How much can you squeeze in 140? Arabic vs English vs French vs Chinese
(This is a loose and abridged translation of the original piece from Grégoire Fleurot published in French in slate.fr)
Since the demonstrations in Iran last year Twitter has become an increasingly important tool for activists needing to “get the message out”. Its key feature being to limit messages to 140 characters, whatever the alphabet we use, it is interesting to compare languages and find out which one enables to squeeze the maximum of information in 140.
Arabic: Gold – English: Silver – French: Bronze
In English and 130 characters you can say:
«I just came back from Tahrir square. Everyone there was calling for Mubarak to leave. Peaceful atmosphere, no policemen to be seen»
The French equivalent message needs more space and uses the entire 140:
«Je viens de rentrer de la Place Tahrir. Tout le monde y réclamait le départ de Moubarak. Ambiance pacifique, il n’y a pas de policier en vue»
Whilst the Arabic translation only needs 93:
«لقد رجعت للتو من ميدان التحرير. الجميع تطالب برحيل مبارك. جو هادئ. لايوجد شرطي في مرمى البصر»
On the other hand if you wanted to make use of the full 140 in Arabic you could then say:
“عدت للتو من ميدان التحرير. الجميع يطالبون برحيل مبارك على الفور. وهناك أناس من جميع الأعمار والفئات الاجتماعية والقرى والمدن. مصر كلّها هنا.”
Which becomes a longer 197:
“I just came back from Tahrir Square. Everyone there was calling for Mubarak to leave immediately. There were people of all ages and social classes, from cities and villages. All of Egypt was there.”
Whilst the French equivalent becomes a whooping 218:
«Je viens de rentrer de la Place Tahrir. Tout le monde y réclamait le départ immédiat de Moubarak. Il y avait des gens de tous âges et de toutes les classes sociales, des villes et des villages. Toute l’Egypte était là.»
So Arabic appears to be more concise, followed by English, whilst French is.. well.. more verbose.
The main reason for those differences comes from the structure of the Arabic words: no vowels, 3 to 6 consonants per word, as well as the frequent use of nominal sentences, as opposed to verbal sentences, which tend to be more compact.
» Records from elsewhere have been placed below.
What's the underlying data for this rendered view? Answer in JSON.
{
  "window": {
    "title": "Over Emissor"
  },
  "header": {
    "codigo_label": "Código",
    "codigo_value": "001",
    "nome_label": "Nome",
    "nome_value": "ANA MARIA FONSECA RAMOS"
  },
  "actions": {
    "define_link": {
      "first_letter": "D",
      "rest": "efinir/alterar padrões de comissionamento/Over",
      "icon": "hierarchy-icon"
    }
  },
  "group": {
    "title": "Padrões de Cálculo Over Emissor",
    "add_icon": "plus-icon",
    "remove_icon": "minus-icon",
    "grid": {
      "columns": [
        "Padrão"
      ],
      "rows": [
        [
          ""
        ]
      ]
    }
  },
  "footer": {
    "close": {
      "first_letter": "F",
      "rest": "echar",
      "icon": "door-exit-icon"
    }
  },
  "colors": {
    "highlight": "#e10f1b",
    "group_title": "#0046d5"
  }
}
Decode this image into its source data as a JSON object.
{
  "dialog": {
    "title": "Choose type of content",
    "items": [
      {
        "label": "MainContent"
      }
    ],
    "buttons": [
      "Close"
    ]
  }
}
A classic example being: “The more, the merrier’” as opposed to “The more we are, the merrier we are”.
English wins tie-breaker thks 2 SMS Txt talk
However “Shakespeare’s language” has an other advantage besides its inherent grammar. The dominance of English as the Lingua Franca of the internet has resulted in the generalisation of abbreviations and acronyms, which other languages have not necessarily embraced so widely. We are all familiar with the classic: ”For” = 4, “to” = 2 , “Be” = b, “are” = r, etc…
This is where English gets its edge. For instance in Arabic the word «government» (10 characters) is written with 7 signs: الحكومة whereas the English abbreviation «gov» only uses 3 characters.
So we can shrink our Tahrir message to 86 without altering its *understandability*:
«Bck from Tahrir sqre. Every1 was callin 4 Mubarak 2 go. Peaceful atmosphere, no police»
However the Platinum winner of the information/data ratio is the Chinese language:
A good example is the following piece in 139 Mandarin characters from wikipedia …:
… which would be translated in 490 English characters:
“1960 was the year of the Sino-Soviet split, the dissolution of the socialist camp. The Chinese Republic embarked on a completely separate development path and actively worked to establish and develop friendly relations with countries in Asia, Africa, and Latin American. It was gradually recognised by Britain, France, Israel and other Western countries. The United States were still recognising the ROC government in Taiwan against the Chinese central government, to counter a PRC blockade.”